Porsche adds CarPlay to 2017 Panamera
Porsche has added a fifth model of vehicle to its CarPlay-supported lineup, announcing that the 2017 Panamera -- which will arrive in the US in January -- will include Apple's infotainment technology, and be seen on a giant 12.3-inch touchscreen as part of an all-new Porsche Communication Management system. The luxury sedan starts at $99,900 for the 4S model, and scales up to the Panamera Turbo, which sells for $146,900. Other vehicles that currently support CarPlay include the 2016 911 and the 2017 models of Macan, 718 Boxster, and 718 Cayman. The company did not mention support for Google's corresponding Android Auto in its announcement. http://bit.ly/295ZQ94
Apple employees testing wheelchair features
New features included in the forthcoming watchOS 3 are being tested by Apple retail store employees, including a new activity-tracking feature that has been designed with wheelchair users in mind. The move is slightly unusual in that, while retail employees have previously been used to test pre-release versions of OS X and iOS, this marks the first time they've been included in the otherwise developer-only watchOS betas. The company is said to have gone to great lengths to modify the activity tracker for wheelchair users, including changing the "time to stand" notification to "time to roll" and including two wheelchair-centric workout apps. http://bit.ly/2955JDa
SanDisk reveals two 256GB microSDXC cards
SanDisk has introduced two 256GB microSDXC cards. Arriving in August for $150, the Ultra microSDXC UHS-I Premium Edition card offers transfer speeds of up to 95MB/s for reading data. The Extreme microSDXC UHS-I card can read at a fast 100MB/s and write at up to 90MB/s, and will be shipping sometime in the fourth quarter for $200. http://bit.ly/294Q1If
Apple's third-quarter results due July 26
Apple has advised it will be issuing its third-quarter results on July 26, with a conference call to answer investor and analyst queries about the earnings set to take place later that day. The stream of the call will go live at 2pm PT (5pm ET) via Apple's investor site, with the results themselves expected to be released roughly 30 minutes before the call commences. Apple's guidance for the quarter put revenue at between $41 billion and $43 billion. http://apple.co/1oi1Pbm
Twitter stickers slowly roll out to users

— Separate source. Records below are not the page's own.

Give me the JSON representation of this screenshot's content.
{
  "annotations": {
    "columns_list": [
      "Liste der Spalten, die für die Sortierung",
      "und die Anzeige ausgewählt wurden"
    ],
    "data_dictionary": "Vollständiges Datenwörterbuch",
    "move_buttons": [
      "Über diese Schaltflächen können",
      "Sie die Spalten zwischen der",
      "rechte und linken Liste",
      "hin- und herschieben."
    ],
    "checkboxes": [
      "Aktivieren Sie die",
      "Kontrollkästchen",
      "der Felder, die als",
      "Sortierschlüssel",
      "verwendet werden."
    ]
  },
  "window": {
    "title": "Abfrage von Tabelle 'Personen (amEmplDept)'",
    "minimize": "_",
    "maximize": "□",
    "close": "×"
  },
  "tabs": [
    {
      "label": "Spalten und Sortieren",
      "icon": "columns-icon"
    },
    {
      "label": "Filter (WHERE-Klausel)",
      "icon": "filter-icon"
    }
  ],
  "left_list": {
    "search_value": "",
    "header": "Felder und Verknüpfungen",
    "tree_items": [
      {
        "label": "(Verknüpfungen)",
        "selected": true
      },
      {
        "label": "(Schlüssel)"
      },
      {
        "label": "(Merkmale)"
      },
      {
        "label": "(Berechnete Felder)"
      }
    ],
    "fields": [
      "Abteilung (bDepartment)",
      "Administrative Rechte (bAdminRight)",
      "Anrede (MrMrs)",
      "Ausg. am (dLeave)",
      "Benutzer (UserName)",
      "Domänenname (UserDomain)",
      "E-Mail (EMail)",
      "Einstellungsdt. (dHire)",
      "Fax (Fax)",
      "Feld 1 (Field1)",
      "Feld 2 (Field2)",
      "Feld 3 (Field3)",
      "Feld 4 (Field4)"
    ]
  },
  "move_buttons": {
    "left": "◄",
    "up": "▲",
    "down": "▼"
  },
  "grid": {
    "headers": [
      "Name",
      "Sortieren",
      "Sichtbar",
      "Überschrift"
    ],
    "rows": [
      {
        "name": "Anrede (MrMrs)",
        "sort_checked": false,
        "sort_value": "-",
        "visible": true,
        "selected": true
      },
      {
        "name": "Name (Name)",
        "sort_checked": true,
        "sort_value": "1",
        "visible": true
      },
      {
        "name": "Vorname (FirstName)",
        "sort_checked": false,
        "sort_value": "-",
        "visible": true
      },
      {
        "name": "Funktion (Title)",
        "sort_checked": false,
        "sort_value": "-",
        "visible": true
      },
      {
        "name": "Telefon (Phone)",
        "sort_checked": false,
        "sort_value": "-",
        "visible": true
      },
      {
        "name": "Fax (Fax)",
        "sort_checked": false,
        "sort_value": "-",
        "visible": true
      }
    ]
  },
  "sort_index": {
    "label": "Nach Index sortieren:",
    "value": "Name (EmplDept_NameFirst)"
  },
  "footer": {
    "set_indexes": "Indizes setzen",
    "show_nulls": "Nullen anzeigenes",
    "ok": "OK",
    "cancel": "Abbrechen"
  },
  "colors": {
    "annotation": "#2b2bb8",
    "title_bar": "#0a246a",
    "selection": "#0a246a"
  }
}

Twitter has introduced "stickers," allowing users to add extra graphical elements to their photos before uploading them to the micro-blogging service. A library of hundreds of accessories, props, and emoji will be available to use as stickers, which can be resized, rotated, and placed anywhere on the photograph. Images with stickers will also become searchable with viewers able to select a sticker to see how others use the same graphic in their own posts. Twitter advises stickers will be rolling out to users over the next few weeks, and will work on both the mobile apps and through the browser. http://bit.ly/29bbwUE